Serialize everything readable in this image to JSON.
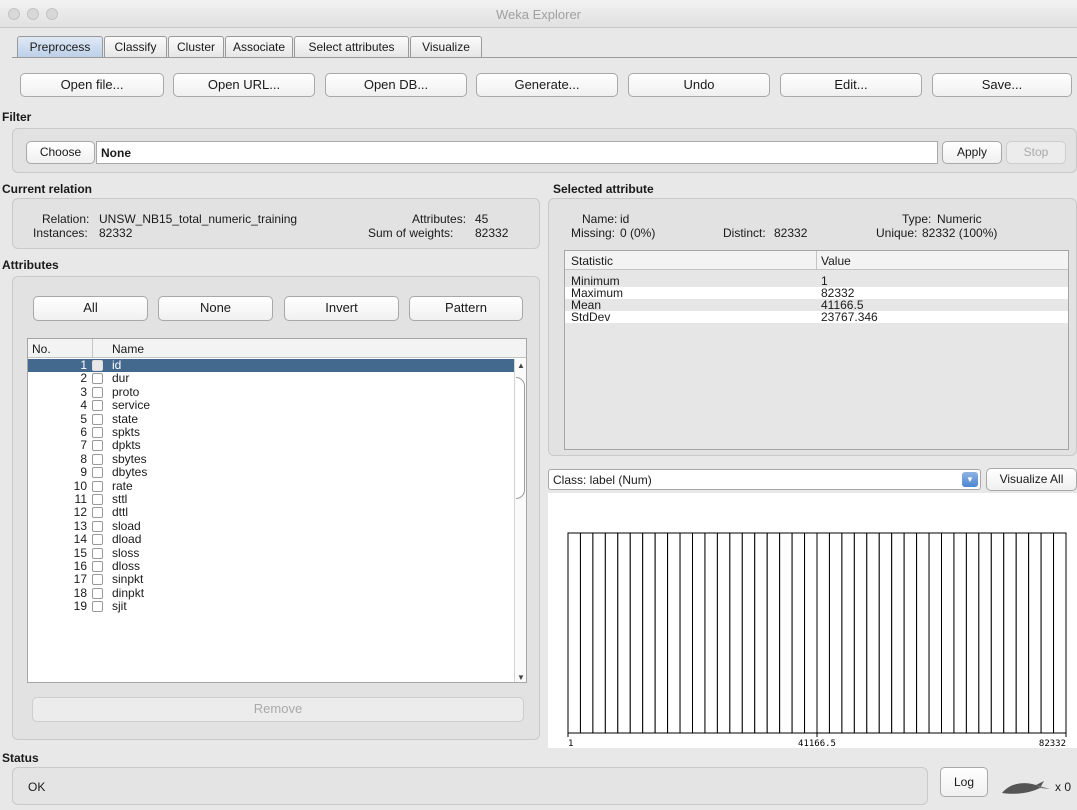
{
  "window": {
    "title": "Weka Explorer"
  },
  "tabs": [
    "Preprocess",
    "Classify",
    "Cluster",
    "Associate",
    "Select attributes",
    "Visualize"
  ],
  "toolbar": [
    "Open file...",
    "Open URL...",
    "Open DB...",
    "Generate...",
    "Undo",
    "Edit...",
    "Save..."
  ],
  "filter": {
    "section": "Filter",
    "choose": "Choose",
    "value": "None",
    "apply": "Apply",
    "stop": "Stop"
  },
  "relation": {
    "section": "Current relation",
    "relation_label": "Relation:",
    "relation_value": "UNSW_NB15_total_numeric_training",
    "instances_label": "Instances:",
    "instances_value": "82332",
    "attributes_label": "Attributes:",
    "attributes_value": "45",
    "weights_label": "Sum of weights:",
    "weights_value": "82332"
  },
  "attributes": {
    "section": "Attributes",
    "buttons": [
      "All",
      "None",
      "Invert",
      "Pattern"
    ],
    "col_no": "No.",
    "col_name": "Name",
    "rows": [
      {
        "no": "1",
        "name": "id",
        "selected": true
      },
      {
        "no": "2",
        "name": "dur"
      },
      {
        "no": "3",
        "name": "proto"
      },
      {
        "no": "4",
        "name": "service"
      },
      {
        "no": "5",
        "name": "state"
      },
      {
        "no": "6",
        "name": "spkts"
      },
      {
        "no": "7",
        "name": "dpkts"
      },
      {
        "no": "8",
        "name": "sbytes"
      },
      {
        "no": "9",
        "name": "dbytes"
      },
      {
        "no": "10",
        "name": "rate"
      },
      {
        "no": "11",
        "name": "sttl"
      },
      {
        "no": "12",
        "name": "dttl"
      },
      {
        "no": "13",
        "name": "sload"
      },
      {
        "no": "14",
        "name": "dload"
      },
      {
        "no": "15",
        "name": "sloss"
      },
      {
        "no": "16",
        "name": "dloss"
      },
      {
        "no": "17",
        "name": "sinpkt"
      },
      {
        "no": "18",
        "name": "dinpkt"
      },
      {
        "no": "19",
        "name": "sjit"
      }
    ],
    "remove": "Remove"
  },
  "selected": {
    "section": "Selected attribute",
    "name_label": "Name:",
    "name_value": "id",
    "type_label": "Type:",
    "type_value": "Numeric",
    "missing_label": "Missing:",
    "missing_value": "0 (0%)",
    "distinct_label": "Distinct:",
    "distinct_value": "82332",
    "unique_label": "Unique:",
    "unique_value": "82332 (100%)",
    "col_statistic": "Statistic",
    "col_value": "Value",
    "stats": [
      {
        "stat": "Minimum",
        "value": "1"
      },
      {
        "stat": "Maximum",
        "value": "82332"
      },
      {
        "stat": "Mean",
        "value": "41166.5"
      },
      {
        "stat": "StdDev",
        "value": "23767.346"
      }
    ]
  },
  "class_select": {
    "value": "Class: label (Num)",
    "visualize_all": "Visualize All"
  },
  "chart_data": {
    "type": "bar",
    "bins": 40,
    "x_min_label": "1",
    "x_mid_label": "41166.5",
    "x_max_label": "82332",
    "values": [
      1,
      1,
      1,
      1,
      1,
      1,
      1,
      1,
      1,
      1,
      1,
      1,
      1,
      1,
      1,
      1,
      1,
      1,
      1,
      1,
      1,
      1,
      1,
      1,
      1,
      1,
      1,
      1,
      1,
      1,
      1,
      1,
      1,
      1,
      1,
      1,
      1,
      1,
      1,
      1
    ]
  },
  "status": {
    "section": "Status",
    "text": "OK",
    "log": "Log",
    "count": "x 0"
  }
}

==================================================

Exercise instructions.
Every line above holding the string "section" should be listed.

Expected output.
    "section": "Filter",
    "section": "Current relation",
    "section": "Attributes",
    "section": "Selected attribute",
    "section": "Status",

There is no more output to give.